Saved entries

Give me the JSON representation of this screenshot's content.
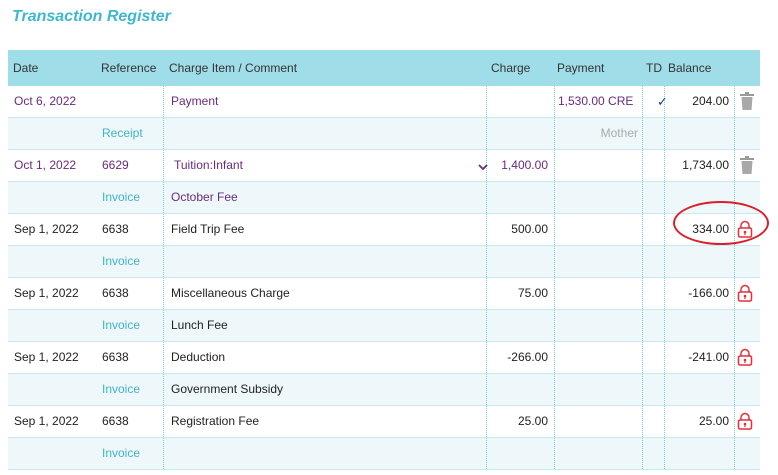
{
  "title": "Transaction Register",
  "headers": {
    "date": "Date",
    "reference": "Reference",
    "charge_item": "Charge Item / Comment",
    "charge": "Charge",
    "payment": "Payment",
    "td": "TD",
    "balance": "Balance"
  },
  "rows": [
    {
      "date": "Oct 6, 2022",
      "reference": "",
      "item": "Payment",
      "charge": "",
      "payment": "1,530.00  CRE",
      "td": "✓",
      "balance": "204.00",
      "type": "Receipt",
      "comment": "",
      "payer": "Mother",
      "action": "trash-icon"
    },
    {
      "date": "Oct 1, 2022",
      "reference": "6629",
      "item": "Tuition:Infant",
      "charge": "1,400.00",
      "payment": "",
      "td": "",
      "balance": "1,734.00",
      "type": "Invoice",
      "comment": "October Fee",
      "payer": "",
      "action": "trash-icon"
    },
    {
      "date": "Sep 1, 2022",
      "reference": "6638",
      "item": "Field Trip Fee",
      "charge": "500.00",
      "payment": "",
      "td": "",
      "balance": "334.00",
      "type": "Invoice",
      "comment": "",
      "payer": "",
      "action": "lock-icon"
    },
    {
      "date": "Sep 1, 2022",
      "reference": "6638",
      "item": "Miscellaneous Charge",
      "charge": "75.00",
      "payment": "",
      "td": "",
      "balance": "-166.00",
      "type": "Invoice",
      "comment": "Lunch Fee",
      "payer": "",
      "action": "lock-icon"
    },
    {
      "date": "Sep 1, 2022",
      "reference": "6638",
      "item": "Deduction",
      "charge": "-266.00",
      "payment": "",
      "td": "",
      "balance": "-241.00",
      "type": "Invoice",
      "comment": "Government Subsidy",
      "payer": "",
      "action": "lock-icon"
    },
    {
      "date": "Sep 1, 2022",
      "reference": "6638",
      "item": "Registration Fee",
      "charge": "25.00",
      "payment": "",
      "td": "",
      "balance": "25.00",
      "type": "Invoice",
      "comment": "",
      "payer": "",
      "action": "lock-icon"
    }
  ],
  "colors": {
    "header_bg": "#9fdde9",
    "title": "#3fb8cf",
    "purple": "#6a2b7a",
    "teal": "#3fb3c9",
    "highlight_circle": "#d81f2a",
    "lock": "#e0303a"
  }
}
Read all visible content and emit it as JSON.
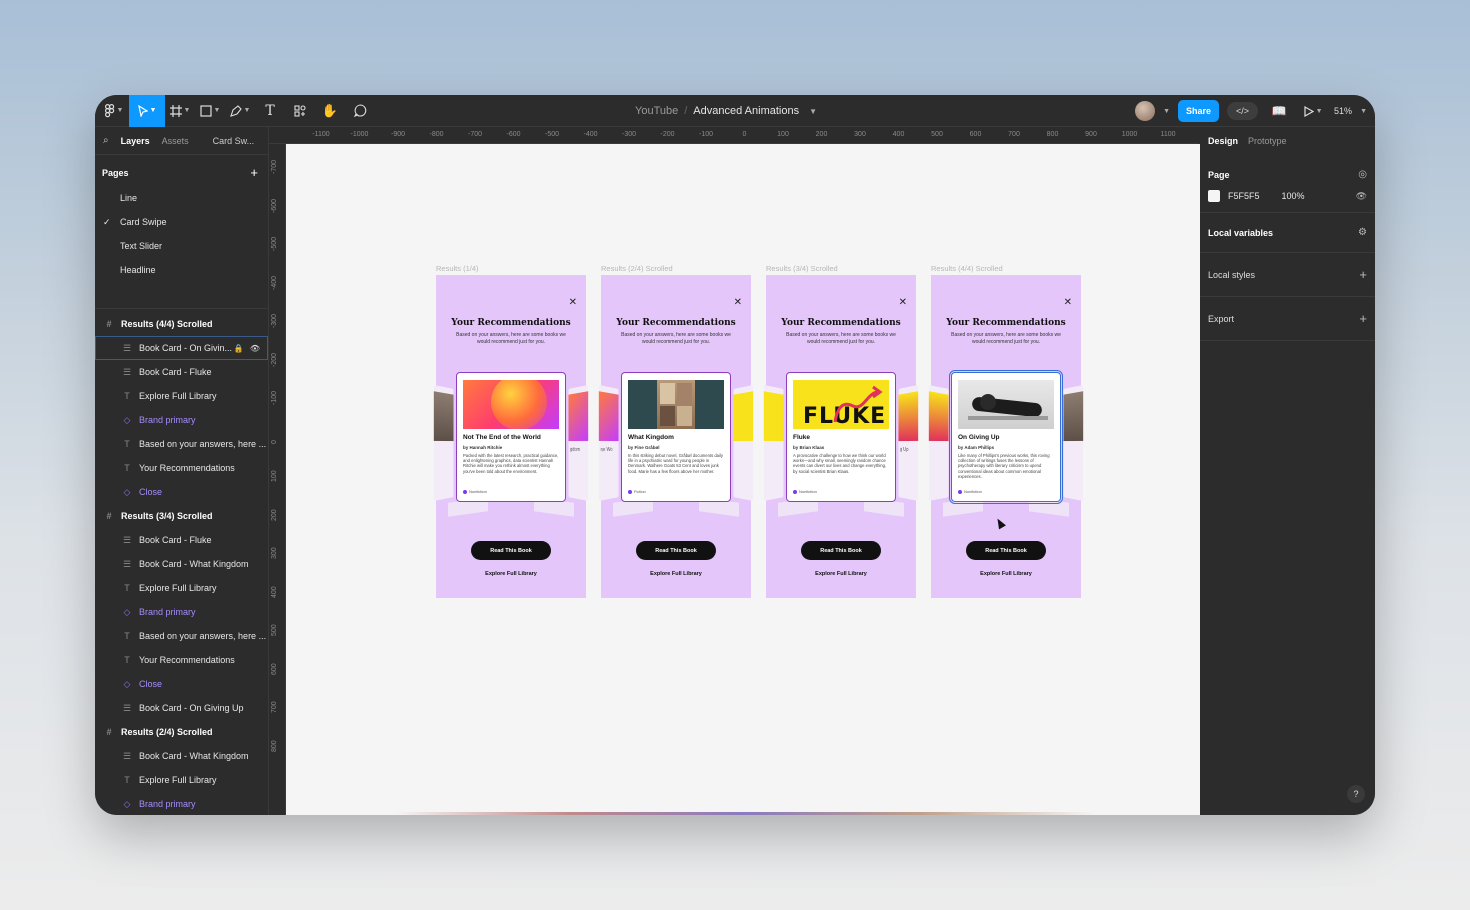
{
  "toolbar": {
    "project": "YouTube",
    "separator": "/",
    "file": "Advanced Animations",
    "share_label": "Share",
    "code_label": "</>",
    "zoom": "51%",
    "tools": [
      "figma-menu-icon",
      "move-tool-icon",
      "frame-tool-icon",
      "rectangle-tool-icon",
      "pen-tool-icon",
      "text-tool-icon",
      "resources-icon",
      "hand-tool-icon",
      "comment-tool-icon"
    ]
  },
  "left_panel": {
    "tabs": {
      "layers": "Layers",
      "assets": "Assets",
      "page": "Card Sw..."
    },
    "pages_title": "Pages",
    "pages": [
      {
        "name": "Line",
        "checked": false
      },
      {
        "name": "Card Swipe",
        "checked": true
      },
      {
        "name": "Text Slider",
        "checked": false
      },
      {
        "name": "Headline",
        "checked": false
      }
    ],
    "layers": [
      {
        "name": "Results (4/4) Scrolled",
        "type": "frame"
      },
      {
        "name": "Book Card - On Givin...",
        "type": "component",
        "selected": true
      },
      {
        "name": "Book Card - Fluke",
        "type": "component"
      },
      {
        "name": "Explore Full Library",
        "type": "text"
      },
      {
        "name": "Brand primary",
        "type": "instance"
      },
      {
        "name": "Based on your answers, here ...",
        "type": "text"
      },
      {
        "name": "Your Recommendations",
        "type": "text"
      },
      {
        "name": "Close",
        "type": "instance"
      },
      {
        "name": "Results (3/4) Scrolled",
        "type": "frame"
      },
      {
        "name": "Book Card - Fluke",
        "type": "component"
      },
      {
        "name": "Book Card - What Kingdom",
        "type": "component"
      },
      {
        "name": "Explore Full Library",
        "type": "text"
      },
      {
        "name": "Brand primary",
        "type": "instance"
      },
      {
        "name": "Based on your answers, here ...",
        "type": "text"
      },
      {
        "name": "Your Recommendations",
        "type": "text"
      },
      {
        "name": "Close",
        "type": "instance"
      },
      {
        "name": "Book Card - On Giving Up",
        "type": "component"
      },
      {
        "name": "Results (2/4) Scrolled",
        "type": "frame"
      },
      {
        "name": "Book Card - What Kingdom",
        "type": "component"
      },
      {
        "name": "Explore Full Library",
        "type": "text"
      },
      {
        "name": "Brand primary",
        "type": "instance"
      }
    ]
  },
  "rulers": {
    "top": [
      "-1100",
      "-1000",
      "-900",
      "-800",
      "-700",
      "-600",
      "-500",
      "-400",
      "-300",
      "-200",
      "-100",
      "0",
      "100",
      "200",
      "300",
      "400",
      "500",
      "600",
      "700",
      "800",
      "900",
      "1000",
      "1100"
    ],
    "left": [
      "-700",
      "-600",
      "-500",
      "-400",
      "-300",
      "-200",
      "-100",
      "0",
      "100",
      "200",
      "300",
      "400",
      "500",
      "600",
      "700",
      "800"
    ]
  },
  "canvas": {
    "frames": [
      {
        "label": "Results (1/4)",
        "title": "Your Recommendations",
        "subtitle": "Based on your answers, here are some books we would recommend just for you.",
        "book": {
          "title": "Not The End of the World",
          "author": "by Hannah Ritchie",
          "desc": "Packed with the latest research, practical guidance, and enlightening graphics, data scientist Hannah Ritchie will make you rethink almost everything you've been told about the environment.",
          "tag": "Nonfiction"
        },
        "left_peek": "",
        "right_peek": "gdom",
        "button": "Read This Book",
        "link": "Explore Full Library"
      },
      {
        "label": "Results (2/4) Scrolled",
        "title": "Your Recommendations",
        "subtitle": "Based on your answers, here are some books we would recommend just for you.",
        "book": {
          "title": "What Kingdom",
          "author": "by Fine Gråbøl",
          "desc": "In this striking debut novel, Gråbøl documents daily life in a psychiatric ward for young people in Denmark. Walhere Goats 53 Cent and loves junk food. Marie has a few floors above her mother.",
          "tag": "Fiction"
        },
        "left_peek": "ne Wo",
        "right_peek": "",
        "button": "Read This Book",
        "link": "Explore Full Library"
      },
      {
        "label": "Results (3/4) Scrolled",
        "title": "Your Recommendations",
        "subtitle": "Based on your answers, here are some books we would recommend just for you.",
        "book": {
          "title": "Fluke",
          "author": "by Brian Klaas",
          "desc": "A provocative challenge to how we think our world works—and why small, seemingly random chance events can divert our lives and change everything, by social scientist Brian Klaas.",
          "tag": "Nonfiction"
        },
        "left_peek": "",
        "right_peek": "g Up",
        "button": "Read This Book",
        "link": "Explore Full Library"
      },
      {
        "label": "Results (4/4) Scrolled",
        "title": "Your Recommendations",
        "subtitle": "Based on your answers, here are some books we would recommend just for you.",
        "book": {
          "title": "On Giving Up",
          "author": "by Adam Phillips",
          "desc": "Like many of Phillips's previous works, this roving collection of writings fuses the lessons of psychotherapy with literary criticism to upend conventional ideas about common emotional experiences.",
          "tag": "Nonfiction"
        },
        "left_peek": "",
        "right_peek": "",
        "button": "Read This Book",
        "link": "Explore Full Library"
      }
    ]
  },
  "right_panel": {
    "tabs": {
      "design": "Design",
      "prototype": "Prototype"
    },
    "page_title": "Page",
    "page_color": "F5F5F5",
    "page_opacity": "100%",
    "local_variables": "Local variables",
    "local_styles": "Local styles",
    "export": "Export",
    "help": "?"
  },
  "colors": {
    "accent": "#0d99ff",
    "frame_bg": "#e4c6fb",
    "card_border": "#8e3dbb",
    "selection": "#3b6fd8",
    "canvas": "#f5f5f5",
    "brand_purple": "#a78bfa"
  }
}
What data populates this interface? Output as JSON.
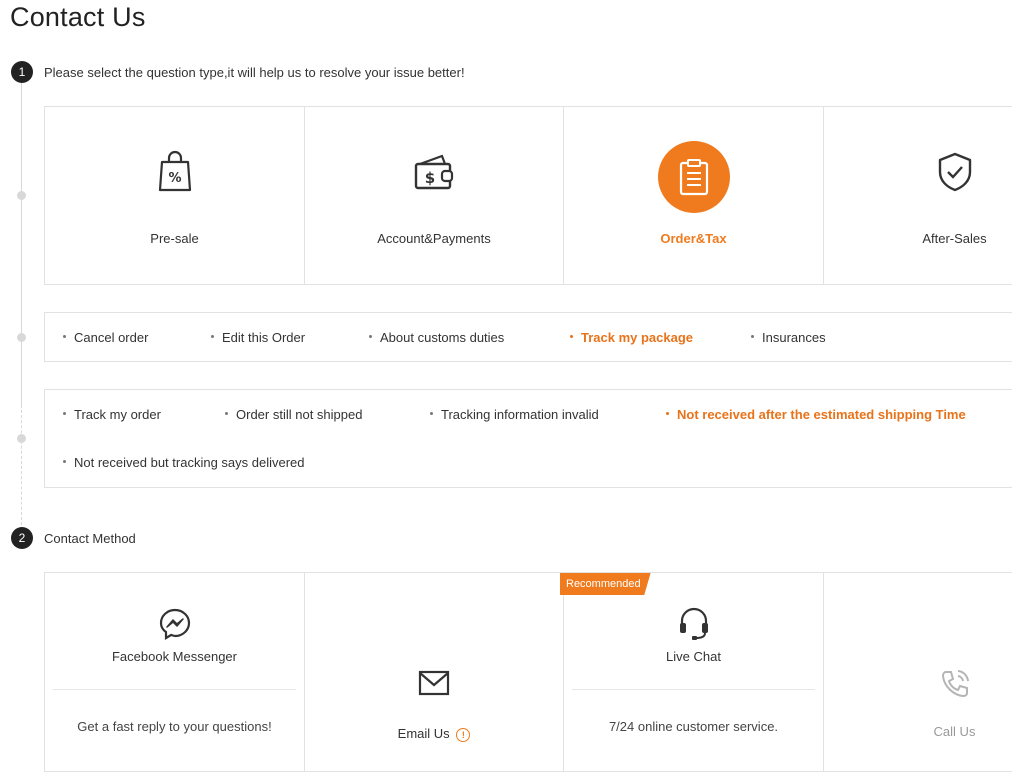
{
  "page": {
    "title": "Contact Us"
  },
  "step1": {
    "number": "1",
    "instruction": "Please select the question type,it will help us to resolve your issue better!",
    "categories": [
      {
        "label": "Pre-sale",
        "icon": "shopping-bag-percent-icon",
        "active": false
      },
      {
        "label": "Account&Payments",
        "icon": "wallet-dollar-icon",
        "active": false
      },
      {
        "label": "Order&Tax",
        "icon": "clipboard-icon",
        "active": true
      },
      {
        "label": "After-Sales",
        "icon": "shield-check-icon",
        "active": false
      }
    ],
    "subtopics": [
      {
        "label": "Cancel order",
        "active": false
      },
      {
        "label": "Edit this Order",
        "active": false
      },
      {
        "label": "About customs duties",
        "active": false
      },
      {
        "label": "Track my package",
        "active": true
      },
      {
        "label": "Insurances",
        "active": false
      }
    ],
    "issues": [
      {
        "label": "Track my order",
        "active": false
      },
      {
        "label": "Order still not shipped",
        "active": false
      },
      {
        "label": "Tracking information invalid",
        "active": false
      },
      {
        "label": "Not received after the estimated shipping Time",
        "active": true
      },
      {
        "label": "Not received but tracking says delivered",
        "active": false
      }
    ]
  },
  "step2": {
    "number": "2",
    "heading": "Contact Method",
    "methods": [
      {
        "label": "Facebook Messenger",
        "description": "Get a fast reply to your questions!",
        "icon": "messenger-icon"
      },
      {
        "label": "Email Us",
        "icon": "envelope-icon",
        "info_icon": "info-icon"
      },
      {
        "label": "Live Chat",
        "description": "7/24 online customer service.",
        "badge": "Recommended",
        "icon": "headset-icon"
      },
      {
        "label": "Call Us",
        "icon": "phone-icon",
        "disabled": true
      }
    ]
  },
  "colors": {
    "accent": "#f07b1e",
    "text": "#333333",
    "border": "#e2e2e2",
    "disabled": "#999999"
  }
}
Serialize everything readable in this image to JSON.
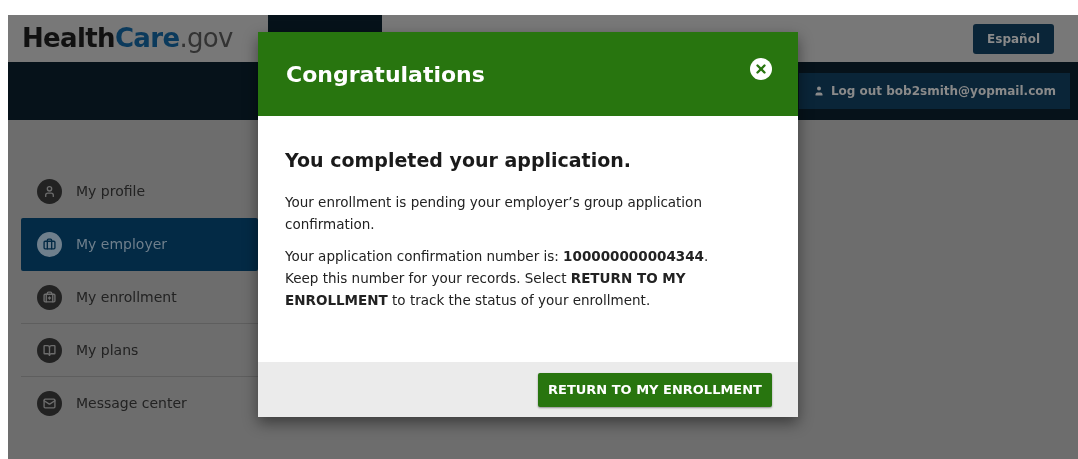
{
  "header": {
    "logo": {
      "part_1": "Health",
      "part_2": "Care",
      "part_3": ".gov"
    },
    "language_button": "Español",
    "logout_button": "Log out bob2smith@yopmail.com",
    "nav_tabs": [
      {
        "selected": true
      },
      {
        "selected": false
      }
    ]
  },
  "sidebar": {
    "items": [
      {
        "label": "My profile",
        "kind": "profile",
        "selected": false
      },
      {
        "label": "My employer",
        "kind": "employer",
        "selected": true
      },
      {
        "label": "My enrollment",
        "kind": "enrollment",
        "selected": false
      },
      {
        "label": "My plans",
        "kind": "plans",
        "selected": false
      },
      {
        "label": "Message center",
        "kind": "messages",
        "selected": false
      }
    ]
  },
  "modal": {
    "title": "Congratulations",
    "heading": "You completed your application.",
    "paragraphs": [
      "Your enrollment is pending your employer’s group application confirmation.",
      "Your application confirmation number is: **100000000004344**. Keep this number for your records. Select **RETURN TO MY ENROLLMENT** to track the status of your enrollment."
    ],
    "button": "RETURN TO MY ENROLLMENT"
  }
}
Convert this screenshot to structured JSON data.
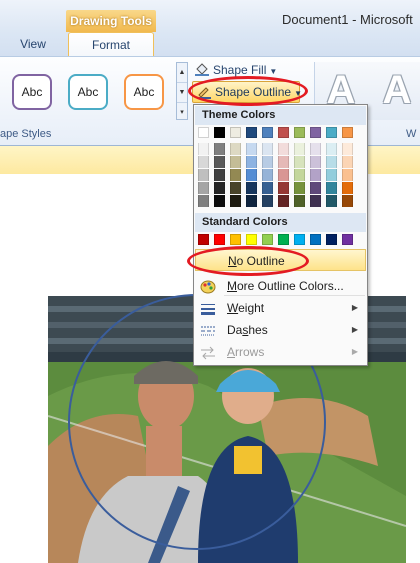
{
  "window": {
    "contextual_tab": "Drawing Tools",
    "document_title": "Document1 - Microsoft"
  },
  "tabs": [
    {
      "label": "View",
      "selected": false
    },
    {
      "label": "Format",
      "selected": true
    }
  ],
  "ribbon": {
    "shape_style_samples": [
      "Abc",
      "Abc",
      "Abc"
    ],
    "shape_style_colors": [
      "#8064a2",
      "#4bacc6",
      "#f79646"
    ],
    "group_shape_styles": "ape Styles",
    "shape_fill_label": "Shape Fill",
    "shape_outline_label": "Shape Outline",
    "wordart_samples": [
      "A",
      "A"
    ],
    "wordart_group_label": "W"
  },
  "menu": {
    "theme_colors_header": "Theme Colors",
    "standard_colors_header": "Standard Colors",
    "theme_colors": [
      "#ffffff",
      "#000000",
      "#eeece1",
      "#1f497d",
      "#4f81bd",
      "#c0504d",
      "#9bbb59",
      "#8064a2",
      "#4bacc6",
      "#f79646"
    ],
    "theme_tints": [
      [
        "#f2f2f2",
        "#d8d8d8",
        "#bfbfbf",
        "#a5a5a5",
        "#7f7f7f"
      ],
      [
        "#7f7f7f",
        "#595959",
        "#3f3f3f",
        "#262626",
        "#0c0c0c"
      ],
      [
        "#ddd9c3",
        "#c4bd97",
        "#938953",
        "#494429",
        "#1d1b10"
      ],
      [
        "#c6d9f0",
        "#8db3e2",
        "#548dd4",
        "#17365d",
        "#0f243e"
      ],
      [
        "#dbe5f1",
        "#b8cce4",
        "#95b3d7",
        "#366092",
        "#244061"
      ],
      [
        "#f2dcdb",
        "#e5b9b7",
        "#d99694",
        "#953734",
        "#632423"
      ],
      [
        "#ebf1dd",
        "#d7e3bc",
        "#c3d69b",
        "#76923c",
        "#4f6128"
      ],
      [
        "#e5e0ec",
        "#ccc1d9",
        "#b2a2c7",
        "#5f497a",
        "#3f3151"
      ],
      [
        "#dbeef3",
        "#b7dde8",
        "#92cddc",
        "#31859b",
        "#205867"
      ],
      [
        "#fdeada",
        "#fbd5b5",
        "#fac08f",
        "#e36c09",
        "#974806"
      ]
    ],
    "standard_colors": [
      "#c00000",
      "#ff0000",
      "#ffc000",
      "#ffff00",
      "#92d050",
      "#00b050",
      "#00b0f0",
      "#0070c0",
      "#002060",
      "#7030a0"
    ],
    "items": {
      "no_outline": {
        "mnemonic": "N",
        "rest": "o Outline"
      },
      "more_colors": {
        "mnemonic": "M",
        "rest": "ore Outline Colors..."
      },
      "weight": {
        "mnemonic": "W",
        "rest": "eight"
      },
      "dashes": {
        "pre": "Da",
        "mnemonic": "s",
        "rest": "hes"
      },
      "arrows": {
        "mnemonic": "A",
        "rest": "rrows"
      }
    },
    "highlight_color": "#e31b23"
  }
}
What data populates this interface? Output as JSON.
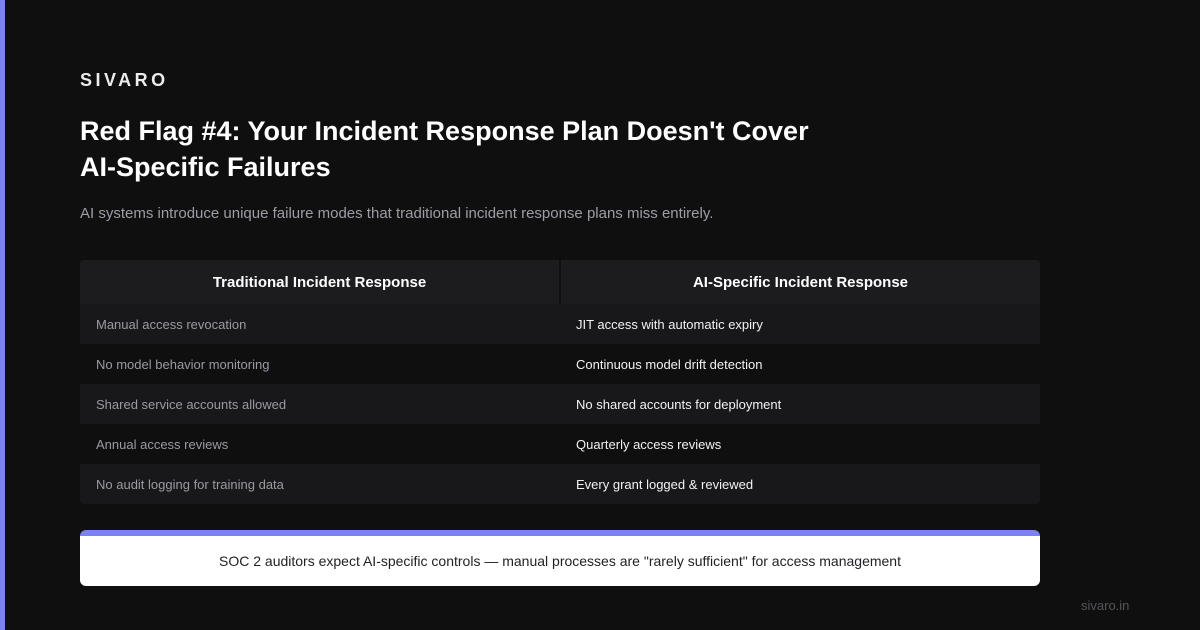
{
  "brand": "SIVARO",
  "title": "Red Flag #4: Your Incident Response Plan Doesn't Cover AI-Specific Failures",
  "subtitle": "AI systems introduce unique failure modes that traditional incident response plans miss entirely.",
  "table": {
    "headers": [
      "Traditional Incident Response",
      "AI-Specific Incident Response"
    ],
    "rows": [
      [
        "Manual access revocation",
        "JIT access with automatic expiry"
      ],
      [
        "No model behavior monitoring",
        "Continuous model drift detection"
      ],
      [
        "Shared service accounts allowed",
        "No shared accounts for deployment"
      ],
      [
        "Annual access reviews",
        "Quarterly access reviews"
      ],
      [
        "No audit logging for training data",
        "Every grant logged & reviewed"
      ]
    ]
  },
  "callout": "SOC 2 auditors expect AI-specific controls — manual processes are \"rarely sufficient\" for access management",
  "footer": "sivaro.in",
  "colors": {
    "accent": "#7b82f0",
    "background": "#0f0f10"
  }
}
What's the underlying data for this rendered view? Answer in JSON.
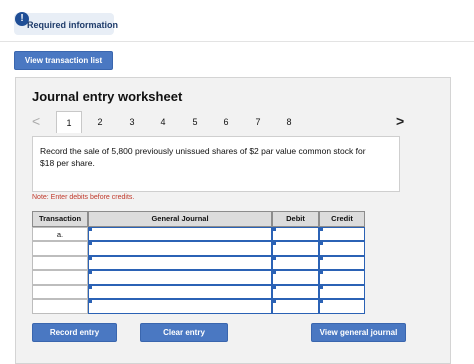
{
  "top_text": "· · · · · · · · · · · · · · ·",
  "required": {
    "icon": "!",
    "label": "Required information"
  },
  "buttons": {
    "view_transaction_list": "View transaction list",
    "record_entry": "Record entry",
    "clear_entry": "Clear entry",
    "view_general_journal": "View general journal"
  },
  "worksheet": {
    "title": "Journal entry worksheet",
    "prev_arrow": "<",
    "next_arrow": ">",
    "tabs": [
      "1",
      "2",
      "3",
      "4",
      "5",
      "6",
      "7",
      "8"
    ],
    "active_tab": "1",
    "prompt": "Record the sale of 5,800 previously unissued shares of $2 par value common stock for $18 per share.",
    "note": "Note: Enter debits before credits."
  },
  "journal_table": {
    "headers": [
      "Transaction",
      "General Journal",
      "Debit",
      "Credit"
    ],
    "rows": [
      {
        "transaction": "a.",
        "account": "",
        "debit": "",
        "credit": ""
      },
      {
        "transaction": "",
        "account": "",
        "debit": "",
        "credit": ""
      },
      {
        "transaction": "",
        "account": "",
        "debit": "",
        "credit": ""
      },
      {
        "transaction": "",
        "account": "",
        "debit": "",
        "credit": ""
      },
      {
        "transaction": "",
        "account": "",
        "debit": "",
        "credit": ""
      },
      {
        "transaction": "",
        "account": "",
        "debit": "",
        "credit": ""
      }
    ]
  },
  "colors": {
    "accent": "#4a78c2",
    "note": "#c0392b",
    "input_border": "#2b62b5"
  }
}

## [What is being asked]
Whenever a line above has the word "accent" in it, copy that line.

## [Task response]
    "accent": "#0d99ff",
    "accent": "#f07b1e",
    "accent": "#7b82f0",
    "accent": "#4a78c2",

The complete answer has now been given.